Work to complete:
Looking at the data below, count the lines that contain the string "note". Write only the total.

Given data:
-*-
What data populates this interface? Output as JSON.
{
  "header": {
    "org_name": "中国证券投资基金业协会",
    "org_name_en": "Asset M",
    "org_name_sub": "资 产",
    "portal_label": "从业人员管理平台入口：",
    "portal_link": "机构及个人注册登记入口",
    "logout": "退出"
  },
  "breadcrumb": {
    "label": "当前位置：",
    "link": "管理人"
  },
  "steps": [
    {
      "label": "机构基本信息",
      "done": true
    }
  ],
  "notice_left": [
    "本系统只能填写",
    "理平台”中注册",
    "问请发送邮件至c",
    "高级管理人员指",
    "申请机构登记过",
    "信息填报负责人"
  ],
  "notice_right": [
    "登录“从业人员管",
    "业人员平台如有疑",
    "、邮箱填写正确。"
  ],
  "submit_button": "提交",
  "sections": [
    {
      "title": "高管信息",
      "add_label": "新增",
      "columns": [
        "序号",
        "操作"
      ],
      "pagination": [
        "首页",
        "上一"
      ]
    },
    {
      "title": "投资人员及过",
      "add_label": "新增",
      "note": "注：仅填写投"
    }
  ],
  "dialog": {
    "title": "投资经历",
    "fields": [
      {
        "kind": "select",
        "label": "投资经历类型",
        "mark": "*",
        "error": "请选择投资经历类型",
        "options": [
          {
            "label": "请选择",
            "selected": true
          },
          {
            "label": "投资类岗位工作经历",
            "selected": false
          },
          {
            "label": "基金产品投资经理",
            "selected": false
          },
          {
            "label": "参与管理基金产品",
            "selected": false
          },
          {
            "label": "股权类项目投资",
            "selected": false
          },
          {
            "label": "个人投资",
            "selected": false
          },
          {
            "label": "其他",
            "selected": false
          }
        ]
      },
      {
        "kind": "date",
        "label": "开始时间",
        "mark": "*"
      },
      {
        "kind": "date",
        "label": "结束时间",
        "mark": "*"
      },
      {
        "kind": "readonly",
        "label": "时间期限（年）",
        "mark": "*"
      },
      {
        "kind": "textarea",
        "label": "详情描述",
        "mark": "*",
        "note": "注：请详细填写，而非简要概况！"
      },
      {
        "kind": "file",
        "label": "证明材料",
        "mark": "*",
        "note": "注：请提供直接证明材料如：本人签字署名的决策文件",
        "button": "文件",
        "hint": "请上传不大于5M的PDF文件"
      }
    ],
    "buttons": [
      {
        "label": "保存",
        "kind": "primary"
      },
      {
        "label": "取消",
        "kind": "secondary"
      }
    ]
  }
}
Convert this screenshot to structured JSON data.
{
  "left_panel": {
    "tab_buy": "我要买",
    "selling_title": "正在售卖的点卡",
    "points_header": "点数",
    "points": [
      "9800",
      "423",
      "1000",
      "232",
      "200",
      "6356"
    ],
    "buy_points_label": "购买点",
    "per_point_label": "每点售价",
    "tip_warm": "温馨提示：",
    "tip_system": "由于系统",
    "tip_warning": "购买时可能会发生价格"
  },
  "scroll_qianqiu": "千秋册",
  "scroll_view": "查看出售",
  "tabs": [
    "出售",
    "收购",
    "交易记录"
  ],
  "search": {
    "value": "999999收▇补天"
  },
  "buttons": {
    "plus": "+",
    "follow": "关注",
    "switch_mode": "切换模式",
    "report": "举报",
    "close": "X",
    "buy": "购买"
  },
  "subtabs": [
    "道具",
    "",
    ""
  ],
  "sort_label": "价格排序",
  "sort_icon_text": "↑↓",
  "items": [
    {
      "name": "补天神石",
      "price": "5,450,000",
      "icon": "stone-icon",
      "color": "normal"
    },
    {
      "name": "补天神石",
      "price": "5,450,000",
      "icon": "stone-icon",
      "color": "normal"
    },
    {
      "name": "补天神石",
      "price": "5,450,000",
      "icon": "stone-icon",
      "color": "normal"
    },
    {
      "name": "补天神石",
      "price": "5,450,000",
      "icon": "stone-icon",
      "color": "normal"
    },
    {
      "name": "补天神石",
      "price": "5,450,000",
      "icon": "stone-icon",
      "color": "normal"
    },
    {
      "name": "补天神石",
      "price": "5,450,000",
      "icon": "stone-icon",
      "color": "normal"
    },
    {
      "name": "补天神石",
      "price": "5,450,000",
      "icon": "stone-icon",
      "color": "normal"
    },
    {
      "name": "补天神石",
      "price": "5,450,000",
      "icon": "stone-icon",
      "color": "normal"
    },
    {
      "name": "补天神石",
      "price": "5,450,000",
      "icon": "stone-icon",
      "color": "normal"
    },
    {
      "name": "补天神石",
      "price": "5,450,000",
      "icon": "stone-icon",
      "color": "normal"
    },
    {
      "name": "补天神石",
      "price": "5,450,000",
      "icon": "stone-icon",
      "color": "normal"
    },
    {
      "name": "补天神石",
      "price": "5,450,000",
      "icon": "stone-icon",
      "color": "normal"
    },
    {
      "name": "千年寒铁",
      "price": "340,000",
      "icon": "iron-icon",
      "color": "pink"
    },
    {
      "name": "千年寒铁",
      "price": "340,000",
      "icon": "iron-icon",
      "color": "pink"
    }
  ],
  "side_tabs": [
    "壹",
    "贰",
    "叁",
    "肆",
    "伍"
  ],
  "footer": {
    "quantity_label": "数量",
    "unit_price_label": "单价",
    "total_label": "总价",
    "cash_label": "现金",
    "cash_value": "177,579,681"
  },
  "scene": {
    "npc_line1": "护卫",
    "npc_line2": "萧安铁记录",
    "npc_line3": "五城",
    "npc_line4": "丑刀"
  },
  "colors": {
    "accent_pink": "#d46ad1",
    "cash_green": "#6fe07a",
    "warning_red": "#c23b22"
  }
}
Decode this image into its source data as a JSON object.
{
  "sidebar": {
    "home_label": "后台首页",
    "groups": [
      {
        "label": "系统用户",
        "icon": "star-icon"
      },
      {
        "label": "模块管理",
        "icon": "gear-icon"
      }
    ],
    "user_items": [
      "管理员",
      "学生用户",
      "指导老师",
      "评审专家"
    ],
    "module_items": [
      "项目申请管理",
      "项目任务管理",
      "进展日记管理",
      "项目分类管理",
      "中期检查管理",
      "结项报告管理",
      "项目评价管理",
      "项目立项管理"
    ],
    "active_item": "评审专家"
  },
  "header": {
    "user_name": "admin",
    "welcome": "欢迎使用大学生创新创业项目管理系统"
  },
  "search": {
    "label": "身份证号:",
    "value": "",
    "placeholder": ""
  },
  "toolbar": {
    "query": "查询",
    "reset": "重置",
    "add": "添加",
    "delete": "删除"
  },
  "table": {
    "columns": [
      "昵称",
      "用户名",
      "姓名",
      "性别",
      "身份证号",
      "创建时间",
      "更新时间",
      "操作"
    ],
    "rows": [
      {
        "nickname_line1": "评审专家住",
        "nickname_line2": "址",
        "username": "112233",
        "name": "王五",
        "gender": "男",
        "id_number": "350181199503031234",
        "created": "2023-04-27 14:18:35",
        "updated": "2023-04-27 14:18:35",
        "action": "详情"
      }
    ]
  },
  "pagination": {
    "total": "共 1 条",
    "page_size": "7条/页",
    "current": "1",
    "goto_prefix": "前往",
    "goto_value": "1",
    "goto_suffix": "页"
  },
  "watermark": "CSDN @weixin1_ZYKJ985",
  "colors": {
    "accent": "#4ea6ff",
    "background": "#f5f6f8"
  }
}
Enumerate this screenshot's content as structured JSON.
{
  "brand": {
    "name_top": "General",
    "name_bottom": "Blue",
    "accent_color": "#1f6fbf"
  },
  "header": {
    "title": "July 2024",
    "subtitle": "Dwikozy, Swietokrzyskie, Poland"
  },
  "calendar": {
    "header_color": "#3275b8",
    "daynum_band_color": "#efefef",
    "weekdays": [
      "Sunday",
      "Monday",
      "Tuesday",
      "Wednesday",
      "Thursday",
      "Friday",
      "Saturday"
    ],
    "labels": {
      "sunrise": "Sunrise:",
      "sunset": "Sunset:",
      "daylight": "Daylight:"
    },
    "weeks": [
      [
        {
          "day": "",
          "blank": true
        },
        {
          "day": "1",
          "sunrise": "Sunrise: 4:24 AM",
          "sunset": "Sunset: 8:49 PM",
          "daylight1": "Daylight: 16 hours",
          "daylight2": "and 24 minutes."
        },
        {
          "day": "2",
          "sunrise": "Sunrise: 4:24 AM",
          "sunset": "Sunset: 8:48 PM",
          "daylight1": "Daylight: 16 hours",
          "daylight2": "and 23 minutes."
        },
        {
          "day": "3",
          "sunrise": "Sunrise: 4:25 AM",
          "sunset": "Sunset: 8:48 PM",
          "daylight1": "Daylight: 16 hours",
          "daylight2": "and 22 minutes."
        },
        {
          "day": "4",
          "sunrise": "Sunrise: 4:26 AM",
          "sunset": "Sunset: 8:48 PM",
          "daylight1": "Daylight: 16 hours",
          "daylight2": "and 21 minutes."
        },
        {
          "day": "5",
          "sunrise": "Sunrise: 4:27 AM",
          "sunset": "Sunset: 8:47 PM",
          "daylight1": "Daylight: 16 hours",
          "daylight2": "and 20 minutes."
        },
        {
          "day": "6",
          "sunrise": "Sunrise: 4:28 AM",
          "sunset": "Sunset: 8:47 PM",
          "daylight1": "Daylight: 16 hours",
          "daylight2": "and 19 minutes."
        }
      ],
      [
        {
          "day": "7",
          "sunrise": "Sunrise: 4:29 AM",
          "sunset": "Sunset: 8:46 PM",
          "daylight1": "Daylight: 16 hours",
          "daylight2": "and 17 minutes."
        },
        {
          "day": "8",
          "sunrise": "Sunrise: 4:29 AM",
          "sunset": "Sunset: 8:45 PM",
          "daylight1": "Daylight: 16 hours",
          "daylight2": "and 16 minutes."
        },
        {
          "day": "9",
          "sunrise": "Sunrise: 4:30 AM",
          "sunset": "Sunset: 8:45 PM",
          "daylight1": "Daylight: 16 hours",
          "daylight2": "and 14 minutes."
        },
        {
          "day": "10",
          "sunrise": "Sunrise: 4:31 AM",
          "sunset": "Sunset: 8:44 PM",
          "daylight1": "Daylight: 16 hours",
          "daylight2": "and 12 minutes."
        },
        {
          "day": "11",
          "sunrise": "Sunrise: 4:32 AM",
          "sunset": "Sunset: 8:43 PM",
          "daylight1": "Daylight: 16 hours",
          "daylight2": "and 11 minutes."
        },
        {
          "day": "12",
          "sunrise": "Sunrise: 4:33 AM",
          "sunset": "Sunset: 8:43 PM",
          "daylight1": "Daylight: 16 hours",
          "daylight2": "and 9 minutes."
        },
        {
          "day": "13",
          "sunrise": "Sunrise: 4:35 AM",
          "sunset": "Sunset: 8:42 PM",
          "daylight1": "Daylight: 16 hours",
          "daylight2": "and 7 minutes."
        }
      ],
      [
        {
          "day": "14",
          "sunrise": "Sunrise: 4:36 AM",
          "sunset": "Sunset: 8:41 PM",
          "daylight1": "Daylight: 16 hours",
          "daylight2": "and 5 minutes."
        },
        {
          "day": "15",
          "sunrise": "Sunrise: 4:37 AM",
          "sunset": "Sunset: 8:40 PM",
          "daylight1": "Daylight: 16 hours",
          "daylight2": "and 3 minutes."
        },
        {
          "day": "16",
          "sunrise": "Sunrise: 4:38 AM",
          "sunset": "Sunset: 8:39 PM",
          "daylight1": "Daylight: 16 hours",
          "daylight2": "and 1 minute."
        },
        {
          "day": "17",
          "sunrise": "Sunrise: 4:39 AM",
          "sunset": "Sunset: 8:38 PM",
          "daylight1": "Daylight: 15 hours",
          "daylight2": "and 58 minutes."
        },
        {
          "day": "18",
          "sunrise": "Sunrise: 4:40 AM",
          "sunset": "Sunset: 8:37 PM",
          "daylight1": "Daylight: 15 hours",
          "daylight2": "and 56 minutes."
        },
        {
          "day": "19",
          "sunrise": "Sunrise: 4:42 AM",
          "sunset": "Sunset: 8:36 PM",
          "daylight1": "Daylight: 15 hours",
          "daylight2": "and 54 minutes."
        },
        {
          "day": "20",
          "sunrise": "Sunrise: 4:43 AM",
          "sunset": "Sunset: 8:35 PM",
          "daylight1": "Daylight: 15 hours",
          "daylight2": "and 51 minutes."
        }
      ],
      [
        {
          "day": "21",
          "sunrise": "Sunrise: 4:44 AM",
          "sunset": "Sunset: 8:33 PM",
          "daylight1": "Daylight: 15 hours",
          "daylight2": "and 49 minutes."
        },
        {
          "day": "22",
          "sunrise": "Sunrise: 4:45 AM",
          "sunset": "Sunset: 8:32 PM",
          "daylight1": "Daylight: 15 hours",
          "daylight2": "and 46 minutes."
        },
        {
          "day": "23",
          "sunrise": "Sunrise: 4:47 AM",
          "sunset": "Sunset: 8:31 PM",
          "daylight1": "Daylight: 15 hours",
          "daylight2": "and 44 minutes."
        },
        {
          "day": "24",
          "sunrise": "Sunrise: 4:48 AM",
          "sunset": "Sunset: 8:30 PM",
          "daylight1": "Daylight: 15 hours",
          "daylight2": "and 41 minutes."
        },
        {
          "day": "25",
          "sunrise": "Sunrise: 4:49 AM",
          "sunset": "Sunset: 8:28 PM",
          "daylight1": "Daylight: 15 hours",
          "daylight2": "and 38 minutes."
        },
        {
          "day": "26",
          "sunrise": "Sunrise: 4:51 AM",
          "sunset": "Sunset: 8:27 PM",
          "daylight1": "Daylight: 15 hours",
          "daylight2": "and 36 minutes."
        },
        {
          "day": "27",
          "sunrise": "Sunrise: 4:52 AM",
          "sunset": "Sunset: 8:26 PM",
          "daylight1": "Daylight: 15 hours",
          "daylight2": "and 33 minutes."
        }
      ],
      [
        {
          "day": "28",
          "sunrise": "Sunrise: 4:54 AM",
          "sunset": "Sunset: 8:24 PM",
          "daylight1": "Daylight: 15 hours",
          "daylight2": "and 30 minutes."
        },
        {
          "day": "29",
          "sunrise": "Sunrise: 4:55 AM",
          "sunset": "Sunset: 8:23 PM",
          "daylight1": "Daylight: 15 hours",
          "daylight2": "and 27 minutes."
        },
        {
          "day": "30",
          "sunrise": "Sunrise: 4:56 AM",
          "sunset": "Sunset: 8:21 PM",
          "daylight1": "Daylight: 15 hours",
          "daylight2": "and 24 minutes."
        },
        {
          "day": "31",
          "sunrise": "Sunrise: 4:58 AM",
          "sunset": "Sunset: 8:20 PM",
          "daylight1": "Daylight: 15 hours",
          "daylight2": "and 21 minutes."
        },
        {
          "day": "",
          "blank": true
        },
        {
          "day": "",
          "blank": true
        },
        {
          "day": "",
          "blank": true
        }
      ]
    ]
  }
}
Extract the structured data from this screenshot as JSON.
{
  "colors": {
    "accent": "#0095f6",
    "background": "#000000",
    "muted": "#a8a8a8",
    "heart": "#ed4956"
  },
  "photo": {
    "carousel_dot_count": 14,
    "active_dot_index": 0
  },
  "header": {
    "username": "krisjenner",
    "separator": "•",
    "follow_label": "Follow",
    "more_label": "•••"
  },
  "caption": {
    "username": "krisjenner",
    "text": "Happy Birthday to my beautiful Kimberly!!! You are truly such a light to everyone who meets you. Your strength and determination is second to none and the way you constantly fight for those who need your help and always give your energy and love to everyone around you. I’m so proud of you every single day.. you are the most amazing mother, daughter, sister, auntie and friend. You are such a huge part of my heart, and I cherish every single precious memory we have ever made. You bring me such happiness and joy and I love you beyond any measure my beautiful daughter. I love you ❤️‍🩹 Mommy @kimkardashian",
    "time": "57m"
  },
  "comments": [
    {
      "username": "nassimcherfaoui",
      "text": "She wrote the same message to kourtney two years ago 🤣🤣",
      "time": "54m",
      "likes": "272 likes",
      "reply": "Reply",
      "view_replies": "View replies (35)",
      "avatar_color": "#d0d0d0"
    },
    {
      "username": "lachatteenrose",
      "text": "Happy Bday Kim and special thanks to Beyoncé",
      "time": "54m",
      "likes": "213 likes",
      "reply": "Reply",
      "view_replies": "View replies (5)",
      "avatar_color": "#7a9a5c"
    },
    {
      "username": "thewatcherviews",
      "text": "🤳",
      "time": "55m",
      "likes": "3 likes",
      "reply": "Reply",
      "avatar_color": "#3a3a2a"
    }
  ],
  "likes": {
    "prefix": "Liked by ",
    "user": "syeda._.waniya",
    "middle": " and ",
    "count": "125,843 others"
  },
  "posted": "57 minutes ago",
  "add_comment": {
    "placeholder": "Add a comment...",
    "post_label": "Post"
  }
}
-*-
Task answer:
3